Furst, in an April 10 address to attendees of the 2018 International Silicone Conference in Cuyahoga Falls, Ohio, said the global market in that time will rise to more than $18 billion. Asia-Pacific will remain the largest and fastest-growing silicone market while price growth will accelerate.
His research covered the period from 2006-16. However, he added that 2017 was one of the best years for silicones in some time.
"There will be a shift going forward as China continues to produce more high-value products, with production of lower-valued goods moving toward India and Southeast Asia," Furst said. "In North America and Western Europe, manufacturing growth will remain slow. Despite the benefits from shale gas, North America still has high labor costs and modest economic growth relative to Asia."
Core markets for silicone will continue to be electronics, construction, transportation and medical/personal care, with electronics being the healthiest. Furst added that adhesives will be a key growth driver in the construction segment, and further applications for liquid silicone rubber will help growth on the medical side.
The top six suppliers—Dow Corning (now split between DowDuPont's Dow and DuPont units), Wacker, Momentive, Shin-Etsu, Elkem (formerly Bluestar) and Evonik, respectively—account for 80 percent of the market.

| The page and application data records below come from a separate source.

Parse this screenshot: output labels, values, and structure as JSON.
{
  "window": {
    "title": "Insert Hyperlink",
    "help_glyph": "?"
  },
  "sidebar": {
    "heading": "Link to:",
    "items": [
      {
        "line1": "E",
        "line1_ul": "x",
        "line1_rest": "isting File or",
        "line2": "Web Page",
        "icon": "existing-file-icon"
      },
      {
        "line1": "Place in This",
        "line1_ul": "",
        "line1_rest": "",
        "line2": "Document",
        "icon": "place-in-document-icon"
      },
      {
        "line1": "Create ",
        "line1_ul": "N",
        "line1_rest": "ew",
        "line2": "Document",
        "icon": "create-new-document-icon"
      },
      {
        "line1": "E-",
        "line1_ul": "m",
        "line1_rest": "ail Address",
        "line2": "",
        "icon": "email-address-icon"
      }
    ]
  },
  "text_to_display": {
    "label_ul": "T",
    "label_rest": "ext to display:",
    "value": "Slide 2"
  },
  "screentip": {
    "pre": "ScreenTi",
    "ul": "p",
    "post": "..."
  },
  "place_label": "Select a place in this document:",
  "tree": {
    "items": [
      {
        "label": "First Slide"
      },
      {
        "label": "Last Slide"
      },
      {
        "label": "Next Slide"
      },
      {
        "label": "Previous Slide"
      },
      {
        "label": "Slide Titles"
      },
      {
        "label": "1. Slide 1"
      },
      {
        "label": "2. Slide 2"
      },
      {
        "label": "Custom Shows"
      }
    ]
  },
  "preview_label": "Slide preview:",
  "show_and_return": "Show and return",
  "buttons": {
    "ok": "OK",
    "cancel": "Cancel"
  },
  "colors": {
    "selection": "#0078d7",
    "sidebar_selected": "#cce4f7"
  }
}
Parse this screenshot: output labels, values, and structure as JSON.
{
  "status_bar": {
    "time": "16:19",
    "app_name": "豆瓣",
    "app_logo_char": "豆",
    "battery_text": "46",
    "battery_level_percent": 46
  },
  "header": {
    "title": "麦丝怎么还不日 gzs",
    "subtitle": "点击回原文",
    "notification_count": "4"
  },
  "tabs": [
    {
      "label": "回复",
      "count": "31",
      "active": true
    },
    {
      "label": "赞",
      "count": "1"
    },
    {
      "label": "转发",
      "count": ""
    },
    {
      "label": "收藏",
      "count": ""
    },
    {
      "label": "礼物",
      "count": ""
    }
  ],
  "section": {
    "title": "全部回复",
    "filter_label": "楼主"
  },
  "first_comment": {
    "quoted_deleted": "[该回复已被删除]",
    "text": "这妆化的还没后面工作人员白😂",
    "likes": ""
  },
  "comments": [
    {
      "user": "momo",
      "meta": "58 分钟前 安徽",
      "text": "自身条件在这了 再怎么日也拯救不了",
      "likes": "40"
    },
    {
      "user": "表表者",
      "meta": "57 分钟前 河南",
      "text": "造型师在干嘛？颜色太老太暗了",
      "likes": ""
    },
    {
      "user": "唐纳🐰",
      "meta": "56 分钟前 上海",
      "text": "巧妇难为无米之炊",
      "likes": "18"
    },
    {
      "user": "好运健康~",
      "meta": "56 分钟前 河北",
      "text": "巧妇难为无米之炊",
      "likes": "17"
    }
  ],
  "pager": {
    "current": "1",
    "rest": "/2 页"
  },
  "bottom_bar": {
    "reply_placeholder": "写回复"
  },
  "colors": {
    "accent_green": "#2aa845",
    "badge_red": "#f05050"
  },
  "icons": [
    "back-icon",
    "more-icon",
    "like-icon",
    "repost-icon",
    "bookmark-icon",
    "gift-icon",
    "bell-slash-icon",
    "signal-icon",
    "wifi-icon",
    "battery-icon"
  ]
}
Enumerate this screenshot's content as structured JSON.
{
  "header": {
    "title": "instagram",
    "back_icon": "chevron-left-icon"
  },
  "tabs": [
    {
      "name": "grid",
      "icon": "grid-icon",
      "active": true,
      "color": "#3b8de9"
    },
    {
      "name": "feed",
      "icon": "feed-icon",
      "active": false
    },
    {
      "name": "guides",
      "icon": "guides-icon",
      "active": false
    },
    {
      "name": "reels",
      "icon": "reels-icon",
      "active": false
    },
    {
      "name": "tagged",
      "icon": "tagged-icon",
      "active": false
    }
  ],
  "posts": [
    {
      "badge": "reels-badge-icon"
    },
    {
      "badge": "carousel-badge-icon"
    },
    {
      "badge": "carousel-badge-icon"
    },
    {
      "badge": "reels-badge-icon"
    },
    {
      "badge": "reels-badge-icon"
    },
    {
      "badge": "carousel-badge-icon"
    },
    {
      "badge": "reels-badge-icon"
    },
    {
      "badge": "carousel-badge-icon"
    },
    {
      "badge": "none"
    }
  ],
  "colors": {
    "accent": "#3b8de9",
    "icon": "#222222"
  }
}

And while mergers like Dow assuming full control of Dow Corning and merging with DuPont have changed the structure of the industry, Furst said the overall layout remains unaffected.
Pricing for key raw materials such as crude oil and silicon metal spiked in 2017. Furst said crude oil prices rose 25 percent and silicone metal increased by 20 percent in the U.S. In China, silicon metal prices rose by more than 30 percent.